• _EXERCISE BRIEF_: What is needed here is an exact copy of all the records below.

• _THE INPUT_:
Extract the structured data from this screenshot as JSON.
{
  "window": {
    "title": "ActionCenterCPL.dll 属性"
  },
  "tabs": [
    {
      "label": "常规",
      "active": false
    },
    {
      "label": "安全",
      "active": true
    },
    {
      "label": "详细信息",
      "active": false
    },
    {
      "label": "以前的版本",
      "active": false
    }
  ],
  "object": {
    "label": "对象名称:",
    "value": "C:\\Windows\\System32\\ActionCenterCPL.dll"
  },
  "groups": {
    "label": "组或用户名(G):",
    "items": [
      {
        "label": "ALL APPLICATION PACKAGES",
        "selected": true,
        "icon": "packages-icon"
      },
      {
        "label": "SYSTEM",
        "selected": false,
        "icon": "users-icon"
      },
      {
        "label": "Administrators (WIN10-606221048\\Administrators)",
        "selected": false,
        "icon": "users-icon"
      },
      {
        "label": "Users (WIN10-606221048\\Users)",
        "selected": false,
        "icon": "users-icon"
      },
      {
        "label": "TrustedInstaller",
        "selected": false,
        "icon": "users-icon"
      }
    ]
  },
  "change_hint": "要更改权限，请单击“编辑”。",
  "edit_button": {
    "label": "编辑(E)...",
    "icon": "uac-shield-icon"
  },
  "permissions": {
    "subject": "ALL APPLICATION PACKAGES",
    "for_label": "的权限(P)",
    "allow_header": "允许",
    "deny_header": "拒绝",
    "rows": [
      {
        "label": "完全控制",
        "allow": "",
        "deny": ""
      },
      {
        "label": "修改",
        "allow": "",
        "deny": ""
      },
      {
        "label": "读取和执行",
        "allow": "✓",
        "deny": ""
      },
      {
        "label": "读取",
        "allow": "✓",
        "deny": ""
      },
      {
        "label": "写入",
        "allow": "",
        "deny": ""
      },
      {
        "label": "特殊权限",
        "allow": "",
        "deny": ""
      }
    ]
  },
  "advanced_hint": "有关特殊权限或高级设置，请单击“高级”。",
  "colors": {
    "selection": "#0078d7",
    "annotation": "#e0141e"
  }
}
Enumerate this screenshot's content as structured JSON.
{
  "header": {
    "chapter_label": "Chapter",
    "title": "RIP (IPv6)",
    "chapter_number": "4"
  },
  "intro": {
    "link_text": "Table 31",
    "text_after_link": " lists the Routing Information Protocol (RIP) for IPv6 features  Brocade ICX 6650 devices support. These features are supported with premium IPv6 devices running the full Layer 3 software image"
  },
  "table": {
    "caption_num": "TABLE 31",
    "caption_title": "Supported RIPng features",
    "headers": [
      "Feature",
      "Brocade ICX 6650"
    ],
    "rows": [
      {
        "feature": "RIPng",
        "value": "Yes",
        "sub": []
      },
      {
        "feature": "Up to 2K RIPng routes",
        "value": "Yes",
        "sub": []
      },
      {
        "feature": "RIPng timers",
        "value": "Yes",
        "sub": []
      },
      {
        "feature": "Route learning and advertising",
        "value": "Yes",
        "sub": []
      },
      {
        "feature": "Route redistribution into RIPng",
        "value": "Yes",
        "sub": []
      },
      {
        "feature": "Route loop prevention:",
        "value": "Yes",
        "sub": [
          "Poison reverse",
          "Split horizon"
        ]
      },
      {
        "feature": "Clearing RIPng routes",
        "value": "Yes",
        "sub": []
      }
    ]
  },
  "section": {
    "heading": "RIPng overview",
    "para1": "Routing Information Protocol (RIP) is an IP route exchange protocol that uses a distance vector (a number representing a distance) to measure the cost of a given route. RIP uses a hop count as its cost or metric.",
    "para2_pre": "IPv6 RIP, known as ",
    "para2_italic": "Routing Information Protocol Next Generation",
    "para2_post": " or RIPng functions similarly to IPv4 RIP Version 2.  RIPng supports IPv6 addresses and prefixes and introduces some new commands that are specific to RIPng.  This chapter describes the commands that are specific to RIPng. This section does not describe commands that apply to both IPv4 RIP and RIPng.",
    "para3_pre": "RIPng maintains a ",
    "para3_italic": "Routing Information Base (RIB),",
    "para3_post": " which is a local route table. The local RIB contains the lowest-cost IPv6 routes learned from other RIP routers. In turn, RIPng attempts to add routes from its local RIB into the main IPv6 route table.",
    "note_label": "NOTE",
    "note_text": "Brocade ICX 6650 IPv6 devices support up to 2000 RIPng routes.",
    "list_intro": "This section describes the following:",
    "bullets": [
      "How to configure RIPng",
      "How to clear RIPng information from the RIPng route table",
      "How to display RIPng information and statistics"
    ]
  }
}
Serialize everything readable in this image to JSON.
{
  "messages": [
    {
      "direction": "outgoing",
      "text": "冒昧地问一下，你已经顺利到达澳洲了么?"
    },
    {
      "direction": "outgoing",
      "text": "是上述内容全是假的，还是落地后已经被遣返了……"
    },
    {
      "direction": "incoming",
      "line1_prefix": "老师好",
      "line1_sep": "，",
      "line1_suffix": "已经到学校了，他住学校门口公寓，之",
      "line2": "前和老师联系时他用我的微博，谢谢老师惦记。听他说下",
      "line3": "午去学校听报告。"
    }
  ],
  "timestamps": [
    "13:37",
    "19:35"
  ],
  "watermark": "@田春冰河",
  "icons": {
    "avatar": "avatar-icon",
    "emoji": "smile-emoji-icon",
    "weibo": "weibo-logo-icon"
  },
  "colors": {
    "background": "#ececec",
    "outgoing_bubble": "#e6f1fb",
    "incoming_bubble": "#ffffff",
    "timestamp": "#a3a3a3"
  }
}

• _THE COMPLETED TASK_:
Extract the structured data from this screenshot as JSON.
{
  "window": {
    "title": "ActionCenterCPL.dll 属性"
  },
  "tabs": [
    {
      "label": "常规",
      "active": false
    },
    {
      "label": "安全",
      "active": true
    },
    {
      "label": "详细信息",
      "active": false
    },
    {
      "label": "以前的版本",
      "active": false
    }
  ],
  "object": {
    "label": "对象名称:",
    "value": "C:\\Windows\\System32\\ActionCenterCPL.dll"
  },
  "groups": {
    "label": "组或用户名(G):",
    "items": [
      {
        "label": "ALL APPLICATION PACKAGES",
        "selected": true,
        "icon": "packages-icon"
      },
      {
        "label": "SYSTEM",
        "selected": false,
        "icon": "users-icon"
      },
      {
        "label": "Administrators (WIN10-606221048\\Administrators)",
        "selected": false,
        "icon": "users-icon"
      },
      {
        "label": "Users (WIN10-606221048\\Users)",
        "selected": false,
        "icon": "users-icon"
      },
      {
        "label": "TrustedInstaller",
        "selected": false,
        "icon": "users-icon"
      }
    ]
  },
  "change_hint": "要更改权限，请单击“编辑”。",
  "edit_button": {
    "label": "编辑(E)...",
    "icon": "uac-shield-icon"
  },
  "permissions": {
    "subject": "ALL APPLICATION PACKAGES",
    "for_label": "的权限(P)",
    "allow_header": "允许",
    "deny_header": "拒绝",
    "rows": [
      {
        "label": "完全控制",
        "allow": "",
        "deny": ""
      },
      {
        "label": "修改",
        "allow": "",
        "deny": ""
      },
      {
        "label": "读取和执行",
        "allow": "✓",
        "deny": ""
      },
      {
        "label": "读取",
        "allow": "✓",
        "deny": ""
      },
      {
        "label": "写入",
        "allow": "",
        "deny": ""
      },
      {
        "label": "特殊权限",
        "allow": "",
        "deny": ""
      }
    ]
  },
  "advanced_hint": "有关特殊权限或高级设置，请单击“高级”。",
  "colors": {
    "selection": "#0078d7",
    "annotation": "#e0141e"
  }
}
Enumerate this screenshot's content as structured JSON.
{
  "header": {
    "chapter_label": "Chapter",
    "title": "RIP (IPv6)",
    "chapter_number": "4"
  },
  "intro": {
    "link_text": "Table 31",
    "text_after_link": " lists the Routing Information Protocol (RIP) for IPv6 features  Brocade ICX 6650 devices support. These features are supported with premium IPv6 devices running the full Layer 3 software image"
  },
  "table": {
    "caption_num": "TABLE 31",
    "caption_title": "Supported RIPng features",
    "headers": [
      "Feature",
      "Brocade ICX 6650"
    ],
    "rows": [
      {
        "feature": "RIPng",
        "value": "Yes",
        "sub": []
      },
      {
        "feature": "Up to 2K RIPng routes",
        "value": "Yes",
        "sub": []
      },
      {
        "feature": "RIPng timers",
        "value": "Yes",
        "sub": []
      },
      {
        "feature": "Route learning and advertising",
        "value": "Yes",
        "sub": []
      },
      {
        "feature": "Route redistribution into RIPng",
        "value": "Yes",
        "sub": []
      },
      {
        "feature": "Route loop prevention:",
        "value": "Yes",
        "sub": [
          "Poison reverse",
          "Split horizon"
        ]
      },
      {
        "feature": "Clearing RIPng routes",
        "value": "Yes",
        "sub": []
      }
    ]
  },
  "section": {
    "heading": "RIPng overview",
    "para1": "Routing Information Protocol (RIP) is an IP route exchange protocol that uses a distance vector (a number representing a distance) to measure the cost of a given route. RIP uses a hop count as its cost or metric.",
    "para2_pre": "IPv6 RIP, known as ",
    "para2_italic": "Routing Information Protocol Next Generation",
    "para2_post": " or RIPng functions similarly to IPv4 RIP Version 2.  RIPng supports IPv6 addresses and prefixes and introduces some new commands that are specific to RIPng.  This chapter describes the commands that are specific to RIPng. This section does not describe commands that apply to both IPv4 RIP and RIPng.",
    "para3_pre": "RIPng maintains a ",
    "para3_italic": "Routing Information Base (RIB),",
    "para3_post": " which is a local route table. The local RIB contains the lowest-cost IPv6 routes learned from other RIP routers. In turn, RIPng attempts to add routes from its local RIB into the main IPv6 route table.",
    "note_label": "NOTE",
    "note_text": "Brocade ICX 6650 IPv6 devices support up to 2000 RIPng routes.",
    "list_intro": "This section describes the following:",
    "bullets": [
      "How to configure RIPng",
      "How to clear RIPng information from the RIPng route table",
      "How to display RIPng information and statistics"
    ]
  }
}
Serialize everything readable in this image to JSON.
{
  "messages": [
    {
      "direction": "outgoing",
      "text": "冒昧地问一下，你已经顺利到达澳洲了么?"
    },
    {
      "direction": "outgoing",
      "text": "是上述内容全是假的，还是落地后已经被遣返了……"
    },
    {
      "direction": "incoming",
      "line1_prefix": "老师好",
      "line1_sep": "，",
      "line1_suffix": "已经到学校了，他住学校门口公寓，之",
      "line2": "前和老师联系时他用我的微博，谢谢老师惦记。听他说下",
      "line3": "午去学校听报告。"
    }
  ],
  "timestamps": [
    "13:37",
    "19:35"
  ],
  "watermark": "@田春冰河",
  "icons": {
    "avatar": "avatar-icon",
    "emoji": "smile-emoji-icon",
    "weibo": "weibo-logo-icon"
  },
  "colors": {
    "background": "#ececec",
    "outgoing_bubble": "#e6f1fb",
    "incoming_bubble": "#ffffff",
    "timestamp": "#a3a3a3"
  }
}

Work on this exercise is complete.